A minefield of sublime talents all across the pitch – from the uber-stylish Paul Pogba to the ever efficient Antoine Griezmann, from Los Galactico Raphael Varane to the indisputable midfield genius N’Golo Kante, yet it is the humble lad from one of the poorer suburbs of Bondy who has emerged as France’s true talisman in their victorious FIFA World Cup campaign.
Following their Euro 2016 campaign when they came within touching distance of becoming continental champions, France were one of the contenders for going the distance in Russia but their pulsating win over Argentina in the Round of 16 established them as favourites for the title win. Having laid the groundwork for six years, Didier Deschamps finally converted his pragmatic blueprint into a success story. France possessed an embarrassment of riches when it came to attacking talent in their ranks, yet adopted a conservative approach to locking down the tournament, playing with a dogmatic tenacity which was missing two years ago. Amidst all their resolute rear-guard action and disciplined midfield displays, Deschamps afforded one player complete freedom to cavort about the pitch and it was none other than the 19-year-old Kylian Mbappe.
Nicknamed Donatello by his Paris Saint-Germain teammates, Mbappe had already equalled Pele’s record when his brace against Argentina helped France through to the quarter-finals, but he showcased an even more nuanced display against Croatia in the finals – creating France’s third and scoring their fourth of the night.

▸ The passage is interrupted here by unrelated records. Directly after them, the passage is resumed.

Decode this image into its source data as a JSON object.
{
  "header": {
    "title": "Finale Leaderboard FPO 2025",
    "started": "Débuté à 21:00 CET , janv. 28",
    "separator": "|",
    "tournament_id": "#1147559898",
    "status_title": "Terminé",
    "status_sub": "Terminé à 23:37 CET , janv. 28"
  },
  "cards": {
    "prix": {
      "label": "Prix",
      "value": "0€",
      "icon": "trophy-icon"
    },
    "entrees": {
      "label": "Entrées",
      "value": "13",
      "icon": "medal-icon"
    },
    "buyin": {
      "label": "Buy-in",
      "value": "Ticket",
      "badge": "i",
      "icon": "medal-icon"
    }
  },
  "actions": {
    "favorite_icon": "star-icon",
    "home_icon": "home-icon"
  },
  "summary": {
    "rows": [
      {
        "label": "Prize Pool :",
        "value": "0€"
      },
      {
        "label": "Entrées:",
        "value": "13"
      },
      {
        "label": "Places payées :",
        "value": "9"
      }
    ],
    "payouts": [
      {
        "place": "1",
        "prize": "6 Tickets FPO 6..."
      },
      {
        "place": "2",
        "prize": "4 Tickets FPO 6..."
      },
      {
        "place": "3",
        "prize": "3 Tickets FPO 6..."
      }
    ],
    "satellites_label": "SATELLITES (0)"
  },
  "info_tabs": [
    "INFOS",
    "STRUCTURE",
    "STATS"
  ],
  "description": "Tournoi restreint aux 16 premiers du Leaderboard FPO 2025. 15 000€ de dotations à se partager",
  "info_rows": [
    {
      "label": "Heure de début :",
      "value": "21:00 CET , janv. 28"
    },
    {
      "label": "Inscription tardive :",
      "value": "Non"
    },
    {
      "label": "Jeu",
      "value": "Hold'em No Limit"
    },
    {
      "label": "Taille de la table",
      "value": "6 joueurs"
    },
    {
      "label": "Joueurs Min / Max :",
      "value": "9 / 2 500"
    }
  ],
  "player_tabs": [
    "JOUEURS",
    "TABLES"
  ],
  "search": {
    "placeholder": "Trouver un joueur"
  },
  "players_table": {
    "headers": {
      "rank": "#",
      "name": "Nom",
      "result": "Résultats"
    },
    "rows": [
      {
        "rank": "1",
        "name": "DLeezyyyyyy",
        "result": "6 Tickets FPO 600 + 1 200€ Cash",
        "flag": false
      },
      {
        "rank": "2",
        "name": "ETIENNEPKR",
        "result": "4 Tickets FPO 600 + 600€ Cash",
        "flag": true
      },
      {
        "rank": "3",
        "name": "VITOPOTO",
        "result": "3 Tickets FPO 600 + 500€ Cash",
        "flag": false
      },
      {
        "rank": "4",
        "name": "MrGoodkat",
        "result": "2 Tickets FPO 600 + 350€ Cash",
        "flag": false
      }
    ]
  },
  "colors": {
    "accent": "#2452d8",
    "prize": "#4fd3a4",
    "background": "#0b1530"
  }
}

That Mbappe is already an elite forward is a well-established fact; after all, the youngster has already led two different sides to Ligue 1 titles in successive seasons. The manner in which he lived up to his price tag for Paris Saint-Germain surprised many, but that same self-belief and supreme confidence in his own abilities was on exhibition in Russia – his boldness enhancing his brilliance.
“I don’t like comparing players – Mbappe has to become Mbappe and that is all. But my word, he is good. Ooh la la! l really like watching him play,” Thierry Henry once said about the teenage sensation and it would be fair to assume that Mbappe has already built a reputation for himself. Nonpareil players are everywhere, generational talents are rare – ever since Lionel Messi and Cristiano Ronaldo stepped into their 30s, the question which has sprung in everyone’s mind is who will be taking the mantle of grandeur from those two. There have been a few contenders like Neymar, Ousmane Dembele and Eden Hazard but Mbappe is the only one who has managed to shatter the glass ceiling in the truest sense.

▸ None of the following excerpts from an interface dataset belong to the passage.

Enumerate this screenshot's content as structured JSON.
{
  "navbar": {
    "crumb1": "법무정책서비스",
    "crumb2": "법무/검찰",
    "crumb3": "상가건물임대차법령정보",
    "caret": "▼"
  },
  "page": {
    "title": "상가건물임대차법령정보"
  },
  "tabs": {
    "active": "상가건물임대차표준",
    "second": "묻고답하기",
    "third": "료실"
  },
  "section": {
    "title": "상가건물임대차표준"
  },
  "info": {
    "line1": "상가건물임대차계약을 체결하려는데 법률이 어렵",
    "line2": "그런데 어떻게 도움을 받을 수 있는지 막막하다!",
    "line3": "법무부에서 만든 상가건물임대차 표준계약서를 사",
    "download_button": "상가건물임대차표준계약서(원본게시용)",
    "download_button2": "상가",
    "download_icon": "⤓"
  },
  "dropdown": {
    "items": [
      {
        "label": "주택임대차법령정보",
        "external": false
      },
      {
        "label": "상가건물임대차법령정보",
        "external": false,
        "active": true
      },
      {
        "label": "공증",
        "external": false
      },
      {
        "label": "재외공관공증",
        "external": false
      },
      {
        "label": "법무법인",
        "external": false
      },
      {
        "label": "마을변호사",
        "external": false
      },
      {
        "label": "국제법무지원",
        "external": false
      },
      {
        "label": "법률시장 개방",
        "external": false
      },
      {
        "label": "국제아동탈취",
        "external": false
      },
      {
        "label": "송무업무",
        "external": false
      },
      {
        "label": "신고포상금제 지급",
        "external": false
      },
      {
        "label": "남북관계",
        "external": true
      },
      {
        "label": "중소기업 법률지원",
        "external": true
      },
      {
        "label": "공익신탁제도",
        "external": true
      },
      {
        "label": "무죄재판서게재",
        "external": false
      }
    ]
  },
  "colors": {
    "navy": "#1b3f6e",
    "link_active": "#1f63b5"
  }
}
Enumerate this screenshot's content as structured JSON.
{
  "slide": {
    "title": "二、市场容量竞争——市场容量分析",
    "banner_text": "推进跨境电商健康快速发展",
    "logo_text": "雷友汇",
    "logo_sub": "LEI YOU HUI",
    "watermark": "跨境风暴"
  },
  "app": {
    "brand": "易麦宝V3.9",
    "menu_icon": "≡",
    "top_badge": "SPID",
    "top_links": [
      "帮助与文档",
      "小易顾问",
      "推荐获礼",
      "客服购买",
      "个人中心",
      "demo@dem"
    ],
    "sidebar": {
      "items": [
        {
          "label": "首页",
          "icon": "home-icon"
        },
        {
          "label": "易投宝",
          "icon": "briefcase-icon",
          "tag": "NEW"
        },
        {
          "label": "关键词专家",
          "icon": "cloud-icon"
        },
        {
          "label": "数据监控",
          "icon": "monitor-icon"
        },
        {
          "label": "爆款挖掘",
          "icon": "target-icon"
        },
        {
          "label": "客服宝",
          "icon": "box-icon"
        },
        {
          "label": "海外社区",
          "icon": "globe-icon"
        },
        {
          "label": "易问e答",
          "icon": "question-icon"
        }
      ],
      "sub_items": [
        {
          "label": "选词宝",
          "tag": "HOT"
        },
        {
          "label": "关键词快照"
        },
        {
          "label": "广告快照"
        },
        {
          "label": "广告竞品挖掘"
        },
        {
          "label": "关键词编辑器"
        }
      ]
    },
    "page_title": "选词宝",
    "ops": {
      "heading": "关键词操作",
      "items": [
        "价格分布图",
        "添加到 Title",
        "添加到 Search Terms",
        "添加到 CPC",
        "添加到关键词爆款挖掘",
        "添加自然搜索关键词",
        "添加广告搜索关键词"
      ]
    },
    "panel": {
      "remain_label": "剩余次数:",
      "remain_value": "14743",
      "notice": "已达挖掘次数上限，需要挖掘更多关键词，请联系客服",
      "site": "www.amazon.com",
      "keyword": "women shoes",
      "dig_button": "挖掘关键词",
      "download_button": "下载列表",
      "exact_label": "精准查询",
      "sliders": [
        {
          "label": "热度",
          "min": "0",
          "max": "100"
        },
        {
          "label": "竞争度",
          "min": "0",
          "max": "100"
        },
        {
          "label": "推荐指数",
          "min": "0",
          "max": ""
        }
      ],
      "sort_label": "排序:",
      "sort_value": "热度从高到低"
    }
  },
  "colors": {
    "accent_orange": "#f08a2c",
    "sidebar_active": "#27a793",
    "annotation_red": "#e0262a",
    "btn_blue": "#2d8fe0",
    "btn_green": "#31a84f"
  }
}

A modern centre-forward by all means, contrary to popular belief, Mbappe is not simply a pace merchant who skips past defenders to finish with precision. Instead, the Frenchman’s footballing intelligence is beyond his years, for not only is he an excellent reader of the game, but also has quick decision-making skills. Against Croatia, Pogba had orchestrated the attack which led to France’s third goal, finding Mbappe with an exquisite long ball, but the young forward’s maturity in releasing the ball into a crowded penalty area to keep the goalscoring chance alive was equally significant.
Mbappe had started on the right flank against Croatia but drove through the inside channel as the match progressed. He was finally rewarded for his perseverance with a stunning goal from outside the eighteen-yard box – France’s final one for the night. His goal would definitely make the highlight reel, but it was his movement during a saved effort by Danijel Subasic which underlined his technical prowess. At the onset of the second half, when Croatia had switched on their steamroller mode to get back into the game, Mbappe cleverly ran behind the Croatian defence, outmuscling Domagoj Vida to seize a long ball and registered a decent shot even though he was off-balance. Subasic’s excellent keeping had ruined the chance for France, but Mbappe had already arrived to the party.
“For a long time, I’ve thought that Mbappe must be the forward for France. It’s sure because it’s his best position. He can play well on the right or the left, but the boy is a centre forward and must be France’s spearhead for the next ten or fifteen years. He’s a No 9. He’s our Michel Platini, our Zinedine Zidane. He’s the player for our future. So he must be allowed to learn and mature in this position,” former France footballer Christophe Dugarry had opined sometime back. Mbappe, it seems, has already matured and unlike Messi or Cristiano Ronaldo, will not have to answer the question of whether he is capable of winning the biggest prize in world football.
Following the glorious first decade of the twenty-first century when the likes of Ronaldo de Lima, Raul Gonzalez and Ruud van Nistelrooy pranced around the attacking-third with swan-like fluidity and hawk-like precision, the game has been devoid of centre forwards who have terrorised defenders irrespective of tactical system or opposition, for both his club and his country. Mbappe, cruising at the centre of the beau monde with the world at his feet, is poised to captivate football enthusiasts for years to come, for the sky is the only limit for this stellar striker with a penchant for colossal performances.
Updated Date: Jul 16, 2018 18:39 PM